  • The Hate Crimes Task Force, convened by the Anti-Defamation League in collaboration with the Austin City Council and the Travis County Community Justice Council, brings together a wide range of community leaders to develop and implement a multi-pronged approach to addressing hate and discrimination.
     

Plans, Data, and Reports

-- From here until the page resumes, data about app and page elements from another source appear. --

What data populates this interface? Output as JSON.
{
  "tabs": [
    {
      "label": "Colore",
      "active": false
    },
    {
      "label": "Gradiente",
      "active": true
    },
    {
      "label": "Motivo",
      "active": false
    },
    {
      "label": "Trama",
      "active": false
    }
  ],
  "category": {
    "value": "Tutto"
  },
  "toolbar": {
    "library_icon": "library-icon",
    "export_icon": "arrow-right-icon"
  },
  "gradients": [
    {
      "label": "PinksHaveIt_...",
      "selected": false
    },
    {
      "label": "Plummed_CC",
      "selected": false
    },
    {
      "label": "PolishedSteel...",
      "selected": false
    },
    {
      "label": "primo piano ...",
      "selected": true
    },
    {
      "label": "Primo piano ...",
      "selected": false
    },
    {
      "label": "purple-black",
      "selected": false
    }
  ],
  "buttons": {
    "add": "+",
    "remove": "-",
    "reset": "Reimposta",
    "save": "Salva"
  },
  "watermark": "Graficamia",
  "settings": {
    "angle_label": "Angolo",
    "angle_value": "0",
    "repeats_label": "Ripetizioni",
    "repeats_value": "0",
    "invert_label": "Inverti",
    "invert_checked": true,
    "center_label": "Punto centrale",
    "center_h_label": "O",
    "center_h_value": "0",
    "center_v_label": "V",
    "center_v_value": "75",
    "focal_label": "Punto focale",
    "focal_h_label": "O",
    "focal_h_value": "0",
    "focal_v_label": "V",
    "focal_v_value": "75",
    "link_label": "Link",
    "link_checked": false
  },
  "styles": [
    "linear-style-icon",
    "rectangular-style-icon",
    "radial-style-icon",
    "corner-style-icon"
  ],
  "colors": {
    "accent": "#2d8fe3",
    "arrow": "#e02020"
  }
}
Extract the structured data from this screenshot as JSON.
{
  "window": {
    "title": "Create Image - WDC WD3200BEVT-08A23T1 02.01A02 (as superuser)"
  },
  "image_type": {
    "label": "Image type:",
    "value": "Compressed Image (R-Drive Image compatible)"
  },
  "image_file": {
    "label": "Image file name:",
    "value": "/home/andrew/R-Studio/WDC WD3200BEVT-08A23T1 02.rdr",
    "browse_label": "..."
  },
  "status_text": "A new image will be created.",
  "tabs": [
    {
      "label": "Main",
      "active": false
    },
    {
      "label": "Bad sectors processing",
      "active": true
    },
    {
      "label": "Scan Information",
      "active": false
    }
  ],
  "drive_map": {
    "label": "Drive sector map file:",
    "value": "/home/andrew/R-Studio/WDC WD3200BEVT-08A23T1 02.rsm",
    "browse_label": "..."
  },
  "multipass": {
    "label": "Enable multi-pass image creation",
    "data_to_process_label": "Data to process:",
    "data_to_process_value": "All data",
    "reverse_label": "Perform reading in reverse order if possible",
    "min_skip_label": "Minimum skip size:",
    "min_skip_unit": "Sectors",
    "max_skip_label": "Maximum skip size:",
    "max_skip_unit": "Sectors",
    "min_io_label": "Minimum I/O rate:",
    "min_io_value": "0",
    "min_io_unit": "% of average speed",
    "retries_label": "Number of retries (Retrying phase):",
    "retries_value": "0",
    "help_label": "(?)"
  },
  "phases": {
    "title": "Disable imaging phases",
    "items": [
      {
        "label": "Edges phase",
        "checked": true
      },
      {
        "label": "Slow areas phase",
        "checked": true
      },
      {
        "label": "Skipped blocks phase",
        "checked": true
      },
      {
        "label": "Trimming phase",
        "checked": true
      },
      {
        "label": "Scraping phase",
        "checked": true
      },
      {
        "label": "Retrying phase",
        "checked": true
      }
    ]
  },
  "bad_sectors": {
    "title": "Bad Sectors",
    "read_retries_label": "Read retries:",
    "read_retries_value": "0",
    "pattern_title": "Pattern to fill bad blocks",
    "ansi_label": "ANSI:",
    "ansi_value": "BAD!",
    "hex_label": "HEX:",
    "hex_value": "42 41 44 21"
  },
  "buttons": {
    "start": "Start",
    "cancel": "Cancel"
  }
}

  • The Capitol Area Council of Governments developed a Regional Strategic Criminal Justice Plan for the ten Central Texas Counties located in the CAPCOG service region. Through regional stakeholder meetings, CAPCOG identified priority needs in five areas: 1) criminal justice system improvements, 2) juvenile justice system improvements, 3) school-based system improvements, 4) direct victim services, and 5) mental health/substance treatment. Priority areas for attention included re-entry services; language access services; technological improvements; programs for victimized youth; services for children and other families members of incarcerated individuals; increase funding for specialty courts; juvenile delinquency prevention and mental health services; internet safety education; expand basic victims services; promote comprehensive service locations for victim’s services; increased numbers of sexual assault examiners; training to increase the number of mental health officers, including rural crisis intervention teams; crisis respite centers; increased resources for supportive recovery services, including transitional and permanent supportive housing options; mental health promotion and increased mental health services, including peer support services.
     
  • The FY2014-2015 Community Justice Plan for Travis County Adult Probation outlines funding needs for community supervision, including a centralized assessment unit, cognitive intervention for substance abuse treatment program, co-occurring reentry services, a counseling center, and mental health initiatives, among other priorities.
     

vulnerable populations